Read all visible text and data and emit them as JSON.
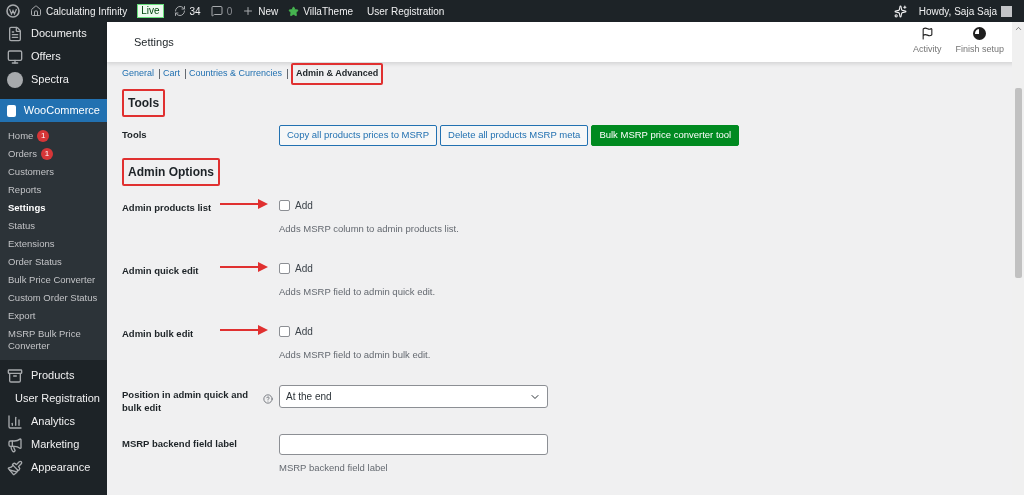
{
  "admin_bar": {
    "site": "Calculating Infinity",
    "live_badge": "Live",
    "updates": "34",
    "comments": "0",
    "new": "New",
    "links": [
      "VillaTheme",
      "User Registration"
    ],
    "greeting": "Howdy, Saja Saja"
  },
  "sidebar": {
    "top_items": [
      {
        "label": "Documents"
      },
      {
        "label": "Offers"
      },
      {
        "label": "Spectra"
      }
    ],
    "current": {
      "label": "WooCommerce"
    },
    "submenu": [
      {
        "label": "Home",
        "selected": false,
        "badge": "1"
      },
      {
        "label": "Orders",
        "selected": false,
        "badge": "1"
      },
      {
        "label": "Customers",
        "selected": false
      },
      {
        "label": "Reports",
        "selected": false
      },
      {
        "label": "Settings",
        "selected": true
      },
      {
        "label": "Status",
        "selected": false
      },
      {
        "label": "Extensions",
        "selected": false
      },
      {
        "label": "Order Status",
        "selected": false
      },
      {
        "label": "Bulk Price Converter",
        "selected": false
      },
      {
        "label": "Custom Order Status",
        "selected": false
      },
      {
        "label": "Export",
        "selected": false
      },
      {
        "label": "MSRP Bulk Price Converter",
        "selected": false
      }
    ],
    "bottom_items": [
      {
        "label": "Products"
      },
      {
        "label": "User Registration"
      },
      {
        "label": "Analytics"
      },
      {
        "label": "Marketing"
      },
      {
        "label": "Appearance"
      }
    ]
  },
  "header": {
    "title": "Settings",
    "actions": [
      {
        "label": "Activity"
      },
      {
        "label": "Finish setup"
      }
    ]
  },
  "tabs": [
    {
      "label": "General",
      "selected": false,
      "highlighted": false
    },
    {
      "label": "Cart",
      "selected": false,
      "highlighted": false
    },
    {
      "label": "Countries & Currencies",
      "selected": false,
      "highlighted": false
    },
    {
      "label": "Admin & Advanced",
      "selected": true,
      "highlighted": true
    }
  ],
  "sections": [
    {
      "heading": "Tools",
      "highlighted": true,
      "rows": [
        {
          "kind": "buttons",
          "label": "Tools",
          "buttons": [
            {
              "label": "Copy all products prices to MSRP",
              "primary": false
            },
            {
              "label": "Delete all products MSRP meta",
              "primary": false
            },
            {
              "label": "Bulk MSRP price converter tool",
              "primary": true
            }
          ]
        }
      ]
    },
    {
      "heading": "Admin Options",
      "highlighted": true,
      "rows": [
        {
          "kind": "checkbox",
          "label": "Admin products list",
          "checkbox_label": "Add",
          "checked": false,
          "description": "Adds MSRP column to admin products list.",
          "arrow": true
        },
        {
          "kind": "checkbox",
          "label": "Admin quick edit",
          "checkbox_label": "Add",
          "checked": false,
          "description": "Adds MSRP field to admin quick edit.",
          "arrow": true
        },
        {
          "kind": "checkbox",
          "label": "Admin bulk edit",
          "checkbox_label": "Add",
          "checked": false,
          "description": "Adds MSRP field to admin bulk edit.",
          "arrow": true
        },
        {
          "kind": "select",
          "label": "Position in admin quick and bulk edit",
          "help": true,
          "value": "At the end"
        },
        {
          "kind": "text",
          "label": "MSRP backend field label",
          "description": "MSRP backend field label"
        }
      ]
    }
  ]
}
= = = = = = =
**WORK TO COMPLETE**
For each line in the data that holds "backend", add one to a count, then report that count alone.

**RESPONSE TO THIS EXERCISE**
2